Thursday, January 12, 2012

Autumn Mural Construction - January 12, 2012

Third floor walls are up, and even some sheathing, leaving just the roof left to be framed.

Wednesday, January 11, 2012

Autumn Mural Construction - January 11, 2012

Third floor deck in... The third floor and roof could well be up before the rain starts tonight. From the east side, there's still some to be seen. I wonder how much will remain once construction is complete.

Tuesday, January 10, 2012

Goodbye, Mt. Olive AME

A couple of weeks ago, I took a look at the changes on my block over the last 55 years. One of the biggest and saddest changes was the renovation of the former Mt. Olive Church, which was stripped of most of its detail and appeal during a renovation at some point in those 55 years. In that post I wrote, "The really unfortunate fact is that this past renovation has likely sealed the fate of this church, which will probably see the wrecking ball in the next few years, as have many of the other churches in the neighborhood. Given that this one has been so badly compromised already, it's unlikely that many will come to its defense."


Here's the before and after picture, from March of 1954 and this December...








I hate to say I told you so, but an item on the January SOSNA zoning meeting agenda indicates that my prediction of the church's imminent demise will be borne out. To wit, "727 South 19th Street (former Mt. Olive AME Church): Demolition of existing church and erection of 5 single-family homes with rear-access parking thru a common driveway." Demolition and conversion to rowhouses is the same fate that befell two other nearby churches, Varick Memorial at 19th & Catharine and Metropolitan AME at 20th & Fitzwater. Both of those churches came to be similarly comprised architecturally towards the end of their lives. 


Despite the likely destruction of Mt. Olive, a process begun with that renovation some time ago, there is still hope for the survival of some of the other majestic churches in the neighborhood. On that same agenda, another church item appears, this one indicating a better fate for another church, "2319-27 Fitzwater Street (Greater St. Matthews) INFORMATIONAL:  Presentation about the renovation of existing church and rectory to be apartments."

Autumn Mural Construction - January 10, 2012

Second floor framing is up.

Saturday, January 7, 2012

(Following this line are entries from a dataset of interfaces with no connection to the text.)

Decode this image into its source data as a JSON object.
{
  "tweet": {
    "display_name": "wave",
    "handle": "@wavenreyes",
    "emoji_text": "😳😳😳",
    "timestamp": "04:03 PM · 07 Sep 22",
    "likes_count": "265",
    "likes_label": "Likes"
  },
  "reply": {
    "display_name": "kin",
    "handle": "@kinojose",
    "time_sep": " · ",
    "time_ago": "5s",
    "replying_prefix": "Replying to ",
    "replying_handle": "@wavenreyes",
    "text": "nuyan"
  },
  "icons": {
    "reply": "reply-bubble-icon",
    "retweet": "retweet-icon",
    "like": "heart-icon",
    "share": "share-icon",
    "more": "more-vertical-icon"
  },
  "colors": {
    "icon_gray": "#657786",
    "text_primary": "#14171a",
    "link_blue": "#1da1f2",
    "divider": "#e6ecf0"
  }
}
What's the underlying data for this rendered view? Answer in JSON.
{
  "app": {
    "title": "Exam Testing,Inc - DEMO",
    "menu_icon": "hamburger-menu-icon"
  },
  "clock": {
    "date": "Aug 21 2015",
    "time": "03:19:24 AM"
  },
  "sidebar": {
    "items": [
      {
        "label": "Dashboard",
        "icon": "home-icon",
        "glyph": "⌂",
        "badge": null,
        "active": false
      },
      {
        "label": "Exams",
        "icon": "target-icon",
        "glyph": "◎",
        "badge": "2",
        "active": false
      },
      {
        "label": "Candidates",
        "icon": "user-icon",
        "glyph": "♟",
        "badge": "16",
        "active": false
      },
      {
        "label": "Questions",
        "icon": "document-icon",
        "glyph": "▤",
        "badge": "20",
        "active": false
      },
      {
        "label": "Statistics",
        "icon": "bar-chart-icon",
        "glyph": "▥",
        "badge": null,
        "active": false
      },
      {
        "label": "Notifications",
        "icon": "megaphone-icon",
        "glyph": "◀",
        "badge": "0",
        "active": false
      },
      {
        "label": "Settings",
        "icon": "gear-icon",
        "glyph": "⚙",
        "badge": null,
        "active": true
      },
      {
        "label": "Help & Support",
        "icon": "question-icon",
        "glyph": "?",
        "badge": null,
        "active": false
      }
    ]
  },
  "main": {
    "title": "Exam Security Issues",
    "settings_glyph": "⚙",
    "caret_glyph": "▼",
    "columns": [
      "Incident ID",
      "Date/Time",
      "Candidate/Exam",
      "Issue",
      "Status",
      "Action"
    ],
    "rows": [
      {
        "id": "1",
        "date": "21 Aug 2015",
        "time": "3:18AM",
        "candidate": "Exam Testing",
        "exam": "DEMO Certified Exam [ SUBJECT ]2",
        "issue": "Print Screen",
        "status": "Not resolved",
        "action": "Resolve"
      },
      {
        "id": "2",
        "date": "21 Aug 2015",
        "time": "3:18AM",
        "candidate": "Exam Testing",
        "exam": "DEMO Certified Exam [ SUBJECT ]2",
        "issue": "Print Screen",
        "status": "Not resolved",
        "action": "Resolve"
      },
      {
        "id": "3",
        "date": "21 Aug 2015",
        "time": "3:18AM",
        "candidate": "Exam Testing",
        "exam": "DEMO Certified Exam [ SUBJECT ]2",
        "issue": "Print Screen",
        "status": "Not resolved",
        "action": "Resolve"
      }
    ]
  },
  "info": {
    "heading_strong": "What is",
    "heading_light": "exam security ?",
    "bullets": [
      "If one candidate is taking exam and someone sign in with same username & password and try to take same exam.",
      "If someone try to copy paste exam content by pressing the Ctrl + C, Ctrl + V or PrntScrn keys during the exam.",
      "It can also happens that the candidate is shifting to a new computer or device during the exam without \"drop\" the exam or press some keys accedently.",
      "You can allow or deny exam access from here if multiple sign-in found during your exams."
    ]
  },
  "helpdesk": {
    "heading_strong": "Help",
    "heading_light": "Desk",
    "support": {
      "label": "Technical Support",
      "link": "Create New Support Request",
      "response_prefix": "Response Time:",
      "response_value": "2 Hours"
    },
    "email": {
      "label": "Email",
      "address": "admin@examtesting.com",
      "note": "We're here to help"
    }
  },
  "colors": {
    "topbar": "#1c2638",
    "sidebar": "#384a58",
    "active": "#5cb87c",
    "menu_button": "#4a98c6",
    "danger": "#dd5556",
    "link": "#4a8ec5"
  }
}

New Construction on the 1800 Block of South Street

These places are flying up on the 1800 block of South. The two single family houses facing Kater are already framed up, and the foundations for two multi-family buildings fronting on South Street were going in today. Given that one owner had all four lots being developed, it's too bad that something more adventurous didn't end up here, like a large floor-through commercial space with condos above, or a condo building like the one currently going up on the 1200 block of Bainbridge, which puts something like twelve units on a similarly-sized block.

The four buildings that we'll be getting are the conservative play here, and I'm sure the developer will do fine. While I might have done something a little less conventional, it's still good to see another four vacant lots disappear from the neighborhood.

Friday, January 6, 2012

Autumn Mural Construction - January 6, 2012

This morning the concrete was all set and the materials were on-site for the first floor deck. I can't imagine that the mural will be visible by February. Sad to see it go, but happy to add a home and family to the city, and lose a few surface parking spots on an empty lot. This mural did its job well.